PROMPT: Return all lines of the records that contain the word "circle".

[Entries from a dataset of interfaces]
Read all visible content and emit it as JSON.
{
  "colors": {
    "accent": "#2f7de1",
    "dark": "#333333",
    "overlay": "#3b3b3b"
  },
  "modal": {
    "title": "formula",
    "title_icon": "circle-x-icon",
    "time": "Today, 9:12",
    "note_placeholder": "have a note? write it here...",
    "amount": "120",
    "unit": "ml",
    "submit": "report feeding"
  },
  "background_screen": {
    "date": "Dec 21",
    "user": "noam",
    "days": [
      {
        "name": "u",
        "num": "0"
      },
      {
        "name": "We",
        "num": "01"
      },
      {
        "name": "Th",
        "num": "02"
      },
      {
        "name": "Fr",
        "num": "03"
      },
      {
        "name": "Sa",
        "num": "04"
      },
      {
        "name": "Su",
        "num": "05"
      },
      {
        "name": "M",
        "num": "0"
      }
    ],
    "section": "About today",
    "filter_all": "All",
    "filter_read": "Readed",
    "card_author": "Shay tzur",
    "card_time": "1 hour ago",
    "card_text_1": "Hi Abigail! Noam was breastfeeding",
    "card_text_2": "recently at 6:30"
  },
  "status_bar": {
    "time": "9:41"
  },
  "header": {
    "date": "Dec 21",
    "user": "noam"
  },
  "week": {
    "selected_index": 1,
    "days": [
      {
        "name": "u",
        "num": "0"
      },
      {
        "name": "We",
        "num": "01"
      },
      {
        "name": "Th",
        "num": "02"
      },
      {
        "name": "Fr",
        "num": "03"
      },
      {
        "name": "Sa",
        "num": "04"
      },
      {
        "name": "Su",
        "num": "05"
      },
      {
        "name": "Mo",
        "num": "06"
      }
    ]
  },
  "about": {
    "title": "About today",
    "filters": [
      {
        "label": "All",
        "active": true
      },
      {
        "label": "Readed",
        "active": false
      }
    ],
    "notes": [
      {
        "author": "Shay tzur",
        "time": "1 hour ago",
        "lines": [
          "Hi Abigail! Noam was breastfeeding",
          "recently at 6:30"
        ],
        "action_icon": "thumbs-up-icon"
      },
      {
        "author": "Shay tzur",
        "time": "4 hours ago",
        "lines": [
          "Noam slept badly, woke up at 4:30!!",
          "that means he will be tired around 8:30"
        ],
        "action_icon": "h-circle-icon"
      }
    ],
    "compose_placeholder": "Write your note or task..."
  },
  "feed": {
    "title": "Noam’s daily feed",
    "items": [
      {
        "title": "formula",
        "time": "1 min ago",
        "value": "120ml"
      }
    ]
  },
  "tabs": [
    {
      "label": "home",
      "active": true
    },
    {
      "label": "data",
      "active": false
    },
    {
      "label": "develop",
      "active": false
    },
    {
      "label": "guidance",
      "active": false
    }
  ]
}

YOUR SOLUTION:
    "title_icon": "circle-x-icon",
        "action_icon": "h-circle-icon"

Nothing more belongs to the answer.